What this task involves
Restate exactly, please, each line of the listing from the one with "Transcribe this image's" to the last, including both.

Material for the task
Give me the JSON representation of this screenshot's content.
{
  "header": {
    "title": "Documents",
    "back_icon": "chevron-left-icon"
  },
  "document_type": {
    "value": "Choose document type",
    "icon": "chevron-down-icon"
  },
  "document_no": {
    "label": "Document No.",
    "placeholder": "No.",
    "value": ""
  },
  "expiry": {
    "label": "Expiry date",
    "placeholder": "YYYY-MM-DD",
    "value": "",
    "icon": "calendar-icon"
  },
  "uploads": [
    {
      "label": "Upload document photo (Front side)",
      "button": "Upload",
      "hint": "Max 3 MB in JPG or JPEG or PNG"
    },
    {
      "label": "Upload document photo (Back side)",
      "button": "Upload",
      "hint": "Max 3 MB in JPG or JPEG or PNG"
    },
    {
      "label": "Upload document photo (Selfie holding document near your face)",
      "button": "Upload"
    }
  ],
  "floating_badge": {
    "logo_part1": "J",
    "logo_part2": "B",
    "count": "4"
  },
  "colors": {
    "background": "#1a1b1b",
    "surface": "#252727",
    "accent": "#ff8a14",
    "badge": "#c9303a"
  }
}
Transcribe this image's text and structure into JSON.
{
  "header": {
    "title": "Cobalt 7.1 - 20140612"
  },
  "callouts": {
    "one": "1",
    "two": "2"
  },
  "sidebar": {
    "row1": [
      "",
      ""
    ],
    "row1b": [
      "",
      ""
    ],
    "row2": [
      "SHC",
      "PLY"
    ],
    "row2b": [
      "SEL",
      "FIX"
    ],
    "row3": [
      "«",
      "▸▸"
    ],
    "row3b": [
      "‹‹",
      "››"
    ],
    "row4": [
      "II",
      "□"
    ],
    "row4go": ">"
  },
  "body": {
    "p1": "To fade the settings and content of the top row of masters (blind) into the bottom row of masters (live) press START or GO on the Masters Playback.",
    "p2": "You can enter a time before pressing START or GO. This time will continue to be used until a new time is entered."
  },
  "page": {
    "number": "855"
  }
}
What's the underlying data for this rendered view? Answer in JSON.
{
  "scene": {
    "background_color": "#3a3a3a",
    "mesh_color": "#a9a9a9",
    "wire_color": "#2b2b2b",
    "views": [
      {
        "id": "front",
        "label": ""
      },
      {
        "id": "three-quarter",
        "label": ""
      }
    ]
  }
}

Completed exercise
Transcribe this image's text and structure into JSON.
{
  "header": {
    "title": "Cobalt 7.1 - 20140612"
  },
  "callouts": {
    "one": "1",
    "two": "2"
  },
  "sidebar": {
    "row1": [
      "",
      ""
    ],
    "row1b": [
      "",
      ""
    ],
    "row2": [
      "SHC",
      "PLY"
    ],
    "row2b": [
      "SEL",
      "FIX"
    ],
    "row3": [
      "«",
      "▸▸"
    ],
    "row3b": [
      "‹‹",
      "››"
    ],
    "row4": [
      "II",
      "□"
    ],
    "row4go": ">"
  },
  "body": {
    "p1": "To fade the settings and content of the top row of masters (blind) into the bottom row of masters (live) press START or GO on the Masters Playback.",
    "p2": "You can enter a time before pressing START or GO. This time will continue to be used until a new time is entered."
  },
  "page": {
    "number": "855"
  }
}
What's the underlying data for this rendered view? Answer in JSON.
{
  "scene": {
    "background_color": "#3a3a3a",
    "mesh_color": "#a9a9a9",
    "wire_color": "#2b2b2b",
    "views": [
      {
        "id": "front",
        "label": ""
      },
      {
        "id": "three-quarter",
        "label": ""
      }
    ]
  }
}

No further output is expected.